TASK BRIEF
Whenever a line below mentions the word "JSON", that line should be copied.

RECORDED DATA
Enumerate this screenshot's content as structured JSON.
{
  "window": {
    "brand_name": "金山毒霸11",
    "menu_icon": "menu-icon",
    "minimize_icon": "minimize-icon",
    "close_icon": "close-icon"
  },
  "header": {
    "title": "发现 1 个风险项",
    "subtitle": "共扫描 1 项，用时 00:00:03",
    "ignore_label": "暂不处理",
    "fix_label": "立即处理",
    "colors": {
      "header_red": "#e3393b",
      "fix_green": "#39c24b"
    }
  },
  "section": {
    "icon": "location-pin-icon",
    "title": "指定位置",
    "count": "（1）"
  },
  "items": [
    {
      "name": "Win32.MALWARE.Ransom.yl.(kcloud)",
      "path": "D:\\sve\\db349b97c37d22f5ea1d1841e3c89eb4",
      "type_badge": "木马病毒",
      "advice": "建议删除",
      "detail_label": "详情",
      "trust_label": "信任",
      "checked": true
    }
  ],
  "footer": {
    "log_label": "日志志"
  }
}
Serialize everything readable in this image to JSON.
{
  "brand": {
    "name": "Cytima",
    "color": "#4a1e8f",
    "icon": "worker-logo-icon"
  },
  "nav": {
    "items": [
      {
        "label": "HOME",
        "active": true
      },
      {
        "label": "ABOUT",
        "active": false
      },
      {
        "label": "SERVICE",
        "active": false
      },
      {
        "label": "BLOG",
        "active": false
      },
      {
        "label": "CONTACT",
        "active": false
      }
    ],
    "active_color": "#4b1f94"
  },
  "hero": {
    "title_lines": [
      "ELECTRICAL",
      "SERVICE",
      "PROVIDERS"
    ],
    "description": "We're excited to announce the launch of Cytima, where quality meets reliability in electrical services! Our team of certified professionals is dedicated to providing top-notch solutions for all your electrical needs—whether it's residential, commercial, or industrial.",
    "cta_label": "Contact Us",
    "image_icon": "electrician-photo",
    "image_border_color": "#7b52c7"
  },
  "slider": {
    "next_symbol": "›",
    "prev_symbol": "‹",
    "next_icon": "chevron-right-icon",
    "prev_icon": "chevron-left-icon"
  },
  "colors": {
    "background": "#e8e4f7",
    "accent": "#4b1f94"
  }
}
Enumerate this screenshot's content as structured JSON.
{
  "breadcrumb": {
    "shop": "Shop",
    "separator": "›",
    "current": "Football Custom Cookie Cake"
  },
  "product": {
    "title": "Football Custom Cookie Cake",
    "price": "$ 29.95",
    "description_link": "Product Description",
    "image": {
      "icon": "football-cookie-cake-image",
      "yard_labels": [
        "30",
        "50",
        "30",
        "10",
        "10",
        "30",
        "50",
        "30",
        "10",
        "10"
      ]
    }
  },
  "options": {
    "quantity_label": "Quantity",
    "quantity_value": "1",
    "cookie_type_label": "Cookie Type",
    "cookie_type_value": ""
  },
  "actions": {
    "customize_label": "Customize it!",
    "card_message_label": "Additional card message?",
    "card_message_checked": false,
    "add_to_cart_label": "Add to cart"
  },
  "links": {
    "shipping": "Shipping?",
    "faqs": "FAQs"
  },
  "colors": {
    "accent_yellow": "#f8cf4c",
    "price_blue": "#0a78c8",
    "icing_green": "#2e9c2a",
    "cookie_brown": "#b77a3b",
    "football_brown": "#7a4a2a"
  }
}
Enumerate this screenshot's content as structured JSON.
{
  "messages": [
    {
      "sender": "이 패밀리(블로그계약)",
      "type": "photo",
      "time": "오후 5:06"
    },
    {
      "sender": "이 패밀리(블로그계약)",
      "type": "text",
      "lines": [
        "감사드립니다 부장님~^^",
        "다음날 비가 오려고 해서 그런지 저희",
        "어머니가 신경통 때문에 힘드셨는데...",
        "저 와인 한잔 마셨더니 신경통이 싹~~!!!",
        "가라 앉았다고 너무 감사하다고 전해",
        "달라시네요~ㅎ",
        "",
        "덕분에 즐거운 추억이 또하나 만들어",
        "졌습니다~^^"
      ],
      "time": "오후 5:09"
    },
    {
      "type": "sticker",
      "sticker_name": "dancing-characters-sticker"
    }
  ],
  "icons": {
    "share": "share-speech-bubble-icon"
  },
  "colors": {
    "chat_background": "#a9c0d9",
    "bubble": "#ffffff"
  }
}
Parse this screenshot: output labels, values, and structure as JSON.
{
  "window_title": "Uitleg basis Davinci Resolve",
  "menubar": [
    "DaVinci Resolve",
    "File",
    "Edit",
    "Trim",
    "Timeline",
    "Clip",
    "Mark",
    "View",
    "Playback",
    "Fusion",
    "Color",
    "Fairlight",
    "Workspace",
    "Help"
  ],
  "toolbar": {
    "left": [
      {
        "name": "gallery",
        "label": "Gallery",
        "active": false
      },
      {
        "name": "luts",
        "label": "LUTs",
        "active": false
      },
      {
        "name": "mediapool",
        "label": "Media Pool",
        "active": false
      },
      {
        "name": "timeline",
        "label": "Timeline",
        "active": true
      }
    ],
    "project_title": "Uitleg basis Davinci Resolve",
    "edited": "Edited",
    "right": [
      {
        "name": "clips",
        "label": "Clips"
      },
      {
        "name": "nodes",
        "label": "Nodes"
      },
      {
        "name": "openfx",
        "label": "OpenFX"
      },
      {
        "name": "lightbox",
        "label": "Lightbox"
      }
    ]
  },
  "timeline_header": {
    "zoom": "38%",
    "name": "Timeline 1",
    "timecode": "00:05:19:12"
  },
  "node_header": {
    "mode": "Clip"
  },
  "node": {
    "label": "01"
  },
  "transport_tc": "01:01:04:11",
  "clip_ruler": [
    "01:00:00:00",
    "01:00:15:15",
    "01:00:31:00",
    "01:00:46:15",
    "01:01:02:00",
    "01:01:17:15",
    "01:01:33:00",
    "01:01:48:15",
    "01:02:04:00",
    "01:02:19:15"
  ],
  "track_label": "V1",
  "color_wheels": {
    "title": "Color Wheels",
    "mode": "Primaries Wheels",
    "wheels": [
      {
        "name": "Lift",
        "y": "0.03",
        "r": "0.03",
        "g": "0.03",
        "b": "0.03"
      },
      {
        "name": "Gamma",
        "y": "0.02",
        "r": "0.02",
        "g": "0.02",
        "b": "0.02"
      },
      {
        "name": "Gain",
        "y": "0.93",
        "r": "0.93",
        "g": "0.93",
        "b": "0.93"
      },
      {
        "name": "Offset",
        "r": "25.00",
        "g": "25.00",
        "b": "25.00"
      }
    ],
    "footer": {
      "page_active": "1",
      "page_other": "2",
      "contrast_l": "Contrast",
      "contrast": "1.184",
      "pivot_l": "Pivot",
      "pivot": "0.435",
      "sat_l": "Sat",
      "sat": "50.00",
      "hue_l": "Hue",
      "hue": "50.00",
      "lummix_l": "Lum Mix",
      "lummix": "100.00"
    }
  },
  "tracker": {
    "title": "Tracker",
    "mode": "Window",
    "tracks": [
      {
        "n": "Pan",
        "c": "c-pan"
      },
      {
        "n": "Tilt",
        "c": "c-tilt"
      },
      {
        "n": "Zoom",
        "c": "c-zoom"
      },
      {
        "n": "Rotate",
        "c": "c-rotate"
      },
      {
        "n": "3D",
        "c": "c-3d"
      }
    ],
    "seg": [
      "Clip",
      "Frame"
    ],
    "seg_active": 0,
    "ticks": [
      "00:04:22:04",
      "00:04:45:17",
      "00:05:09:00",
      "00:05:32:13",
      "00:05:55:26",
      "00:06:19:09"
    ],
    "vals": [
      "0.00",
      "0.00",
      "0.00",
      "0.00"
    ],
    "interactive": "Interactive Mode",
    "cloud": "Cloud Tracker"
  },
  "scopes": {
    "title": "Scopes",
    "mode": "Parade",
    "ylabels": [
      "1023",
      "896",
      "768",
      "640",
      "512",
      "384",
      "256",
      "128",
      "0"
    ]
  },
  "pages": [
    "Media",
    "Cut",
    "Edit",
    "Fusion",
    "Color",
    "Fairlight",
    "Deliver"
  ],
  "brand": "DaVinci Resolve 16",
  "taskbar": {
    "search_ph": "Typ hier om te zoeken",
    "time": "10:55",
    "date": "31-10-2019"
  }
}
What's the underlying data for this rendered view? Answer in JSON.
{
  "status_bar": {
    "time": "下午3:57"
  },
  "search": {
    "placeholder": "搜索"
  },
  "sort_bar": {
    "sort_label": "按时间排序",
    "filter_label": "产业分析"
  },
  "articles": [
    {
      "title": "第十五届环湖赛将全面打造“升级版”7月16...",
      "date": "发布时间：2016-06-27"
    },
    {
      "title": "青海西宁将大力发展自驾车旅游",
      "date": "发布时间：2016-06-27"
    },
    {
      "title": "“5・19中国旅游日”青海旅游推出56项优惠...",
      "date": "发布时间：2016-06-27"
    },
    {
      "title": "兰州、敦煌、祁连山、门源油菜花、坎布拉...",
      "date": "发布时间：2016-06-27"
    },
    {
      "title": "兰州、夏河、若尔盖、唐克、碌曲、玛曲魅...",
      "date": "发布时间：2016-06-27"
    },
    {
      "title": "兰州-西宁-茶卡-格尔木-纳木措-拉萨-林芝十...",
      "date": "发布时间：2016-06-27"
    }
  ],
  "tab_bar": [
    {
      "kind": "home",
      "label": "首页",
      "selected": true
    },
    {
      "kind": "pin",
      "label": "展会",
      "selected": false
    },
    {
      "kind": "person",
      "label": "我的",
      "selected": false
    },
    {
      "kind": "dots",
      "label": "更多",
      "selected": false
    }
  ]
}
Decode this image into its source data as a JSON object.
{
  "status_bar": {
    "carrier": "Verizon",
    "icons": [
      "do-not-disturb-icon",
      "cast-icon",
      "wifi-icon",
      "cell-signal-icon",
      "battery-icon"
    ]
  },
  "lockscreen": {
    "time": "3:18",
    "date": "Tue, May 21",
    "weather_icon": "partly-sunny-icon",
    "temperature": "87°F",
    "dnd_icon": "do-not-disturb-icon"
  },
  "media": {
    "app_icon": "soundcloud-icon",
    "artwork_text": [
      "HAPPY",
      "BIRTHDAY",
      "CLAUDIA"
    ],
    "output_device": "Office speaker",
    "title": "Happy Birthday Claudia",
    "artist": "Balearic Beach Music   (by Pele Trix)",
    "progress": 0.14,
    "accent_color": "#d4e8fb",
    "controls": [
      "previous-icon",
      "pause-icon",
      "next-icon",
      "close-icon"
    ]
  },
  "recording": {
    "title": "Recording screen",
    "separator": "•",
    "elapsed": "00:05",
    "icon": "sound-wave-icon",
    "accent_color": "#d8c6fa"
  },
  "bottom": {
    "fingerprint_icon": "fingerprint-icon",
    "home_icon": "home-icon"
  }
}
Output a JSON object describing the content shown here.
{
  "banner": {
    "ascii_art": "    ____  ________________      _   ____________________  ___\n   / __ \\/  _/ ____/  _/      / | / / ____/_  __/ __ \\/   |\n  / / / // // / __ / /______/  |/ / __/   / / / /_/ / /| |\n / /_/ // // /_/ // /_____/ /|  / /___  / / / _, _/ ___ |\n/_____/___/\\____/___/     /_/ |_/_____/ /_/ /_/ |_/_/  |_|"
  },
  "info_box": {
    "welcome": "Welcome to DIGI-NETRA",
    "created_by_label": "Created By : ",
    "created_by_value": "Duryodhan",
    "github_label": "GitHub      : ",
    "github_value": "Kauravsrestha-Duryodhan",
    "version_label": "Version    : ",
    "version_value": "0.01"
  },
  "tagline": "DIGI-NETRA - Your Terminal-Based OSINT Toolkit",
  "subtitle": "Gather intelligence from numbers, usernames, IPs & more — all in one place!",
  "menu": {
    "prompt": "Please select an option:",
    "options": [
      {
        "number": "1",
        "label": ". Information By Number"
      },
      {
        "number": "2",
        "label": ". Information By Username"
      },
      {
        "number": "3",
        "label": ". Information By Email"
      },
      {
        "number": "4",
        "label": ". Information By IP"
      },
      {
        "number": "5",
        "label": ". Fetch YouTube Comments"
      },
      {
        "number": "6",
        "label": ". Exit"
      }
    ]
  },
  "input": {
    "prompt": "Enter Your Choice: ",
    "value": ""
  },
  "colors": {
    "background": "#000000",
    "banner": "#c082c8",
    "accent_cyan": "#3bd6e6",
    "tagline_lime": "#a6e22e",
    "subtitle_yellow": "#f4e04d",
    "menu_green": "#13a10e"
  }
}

EXERCISE OUTPUT
Enumerate this screenshot's content as structured JSON.
Serialize everything readable in this image to JSON.
Enumerate this screenshot's content as structured JSON.
Enumerate this screenshot's content as structured JSON.
Parse this screenshot: output labels, values, and structure as JSON.
What's the underlying data for this rendered view? Answer in JSON.
Decode this image into its source data as a JSON object.
Output a JSON object describing the content shown here.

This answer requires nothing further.